And everyone (or 97% of everyone) is cool and polite and relatively nice. CAMRA people rate just quite a bit higher than your average courteousness level. I was on the crew monitoring the front doors from 10.00 to closing time (when 10,000 people were being herded out of the hall by E and his team), and almost everyone said, 'Byeeee', 'Thank you', and 'Have a good night' on their way out.

This is us in our fetching orange shirts after our 12 hours of stewarding. We were unable to go back for Silly Saturday, but I think we will be there for both Funny Friday and Silly Saturday 2009.

Sunday, 3 August 2008


These are not the first tom-AH-toes from our strong little trio of plants (the first two were consumed as breakfast in a moment of gluttonous pride over a week ago when we were on our way to spend the weekend in the Cotswolds with Helene and Ashley -- they therefore were not memorialised or eulogised in suitable manner).

These have, however, been prettily photographed.

No names have been given, since it is generally unwise to name things that you plan to eat (as I so traumatically learnt upon coming home in third grade to find Whitey the Cow's pen dismally empty).

Our peppers are not doing so well, and some of the basil has whimpered out and is quite limp. The red Gerbera is brave, but it has some sort of herbivore leaving white trails of eaten leaf.

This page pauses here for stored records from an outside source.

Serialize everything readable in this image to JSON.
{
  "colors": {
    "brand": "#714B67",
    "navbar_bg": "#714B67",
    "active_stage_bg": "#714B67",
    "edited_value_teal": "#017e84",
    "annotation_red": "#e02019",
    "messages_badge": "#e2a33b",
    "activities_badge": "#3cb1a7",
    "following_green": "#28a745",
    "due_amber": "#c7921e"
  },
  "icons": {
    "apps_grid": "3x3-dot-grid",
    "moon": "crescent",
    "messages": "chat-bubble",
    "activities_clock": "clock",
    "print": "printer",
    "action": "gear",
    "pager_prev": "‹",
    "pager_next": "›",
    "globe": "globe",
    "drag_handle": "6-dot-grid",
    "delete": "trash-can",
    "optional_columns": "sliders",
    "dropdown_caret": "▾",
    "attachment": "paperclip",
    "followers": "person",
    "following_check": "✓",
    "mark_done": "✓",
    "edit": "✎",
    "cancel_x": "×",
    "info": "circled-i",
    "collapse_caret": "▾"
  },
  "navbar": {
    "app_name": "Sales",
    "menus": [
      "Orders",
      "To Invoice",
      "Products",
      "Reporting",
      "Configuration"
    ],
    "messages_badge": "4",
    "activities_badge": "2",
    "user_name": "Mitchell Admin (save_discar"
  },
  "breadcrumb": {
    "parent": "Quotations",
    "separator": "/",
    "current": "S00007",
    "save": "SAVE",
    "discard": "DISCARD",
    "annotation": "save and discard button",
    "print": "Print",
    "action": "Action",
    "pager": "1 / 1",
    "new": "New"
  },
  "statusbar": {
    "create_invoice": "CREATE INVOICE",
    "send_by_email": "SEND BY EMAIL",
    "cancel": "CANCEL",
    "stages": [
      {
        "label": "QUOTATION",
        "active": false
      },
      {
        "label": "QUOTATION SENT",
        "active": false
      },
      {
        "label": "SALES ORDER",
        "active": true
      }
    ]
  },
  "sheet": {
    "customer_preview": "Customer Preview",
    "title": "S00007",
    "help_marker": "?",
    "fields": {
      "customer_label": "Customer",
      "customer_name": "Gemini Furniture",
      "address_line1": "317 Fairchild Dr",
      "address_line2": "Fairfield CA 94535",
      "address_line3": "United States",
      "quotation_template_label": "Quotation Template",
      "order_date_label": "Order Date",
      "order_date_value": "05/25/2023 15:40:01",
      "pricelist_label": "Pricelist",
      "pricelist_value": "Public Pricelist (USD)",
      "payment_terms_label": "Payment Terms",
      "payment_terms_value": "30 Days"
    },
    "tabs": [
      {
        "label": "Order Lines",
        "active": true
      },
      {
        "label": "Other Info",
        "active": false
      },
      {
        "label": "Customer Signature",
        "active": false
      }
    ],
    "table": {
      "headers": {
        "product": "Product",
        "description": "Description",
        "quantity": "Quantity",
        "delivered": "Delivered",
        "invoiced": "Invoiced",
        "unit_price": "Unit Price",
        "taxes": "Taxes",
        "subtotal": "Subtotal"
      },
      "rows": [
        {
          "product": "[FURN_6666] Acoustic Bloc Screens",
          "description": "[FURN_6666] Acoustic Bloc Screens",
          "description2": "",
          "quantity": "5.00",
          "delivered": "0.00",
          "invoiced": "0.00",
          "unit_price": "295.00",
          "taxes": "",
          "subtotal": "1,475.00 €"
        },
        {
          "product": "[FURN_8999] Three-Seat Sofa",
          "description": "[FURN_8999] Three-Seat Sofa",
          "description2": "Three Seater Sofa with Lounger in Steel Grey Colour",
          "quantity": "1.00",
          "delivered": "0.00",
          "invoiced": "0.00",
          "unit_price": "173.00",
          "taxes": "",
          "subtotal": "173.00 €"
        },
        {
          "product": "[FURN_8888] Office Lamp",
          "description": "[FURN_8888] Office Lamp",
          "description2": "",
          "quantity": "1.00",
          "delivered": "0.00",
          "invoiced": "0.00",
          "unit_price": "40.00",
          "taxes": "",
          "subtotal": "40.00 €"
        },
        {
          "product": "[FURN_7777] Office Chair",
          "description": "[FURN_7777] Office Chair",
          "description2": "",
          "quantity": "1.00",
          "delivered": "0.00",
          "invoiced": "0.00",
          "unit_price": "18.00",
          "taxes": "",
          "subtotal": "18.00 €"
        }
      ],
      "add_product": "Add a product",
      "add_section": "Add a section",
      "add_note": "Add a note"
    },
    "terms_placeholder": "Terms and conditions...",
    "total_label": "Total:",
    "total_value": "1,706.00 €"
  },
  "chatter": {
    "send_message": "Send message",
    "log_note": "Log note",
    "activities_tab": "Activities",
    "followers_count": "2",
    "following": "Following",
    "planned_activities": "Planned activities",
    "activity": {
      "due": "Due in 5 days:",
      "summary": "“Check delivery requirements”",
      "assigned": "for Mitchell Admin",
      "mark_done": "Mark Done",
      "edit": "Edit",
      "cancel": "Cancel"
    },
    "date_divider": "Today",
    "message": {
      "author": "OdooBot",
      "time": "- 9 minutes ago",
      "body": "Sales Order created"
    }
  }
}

Whether the copper snail tape works is yet to be seen (it makes me happy to think of the little snails getting a tiny shock). E and I are having repeated disputes over his persistent beheading of what he calls 'useless parts of the tomato plants'. He should never have bought that hunting knife from Bass Pro Shop...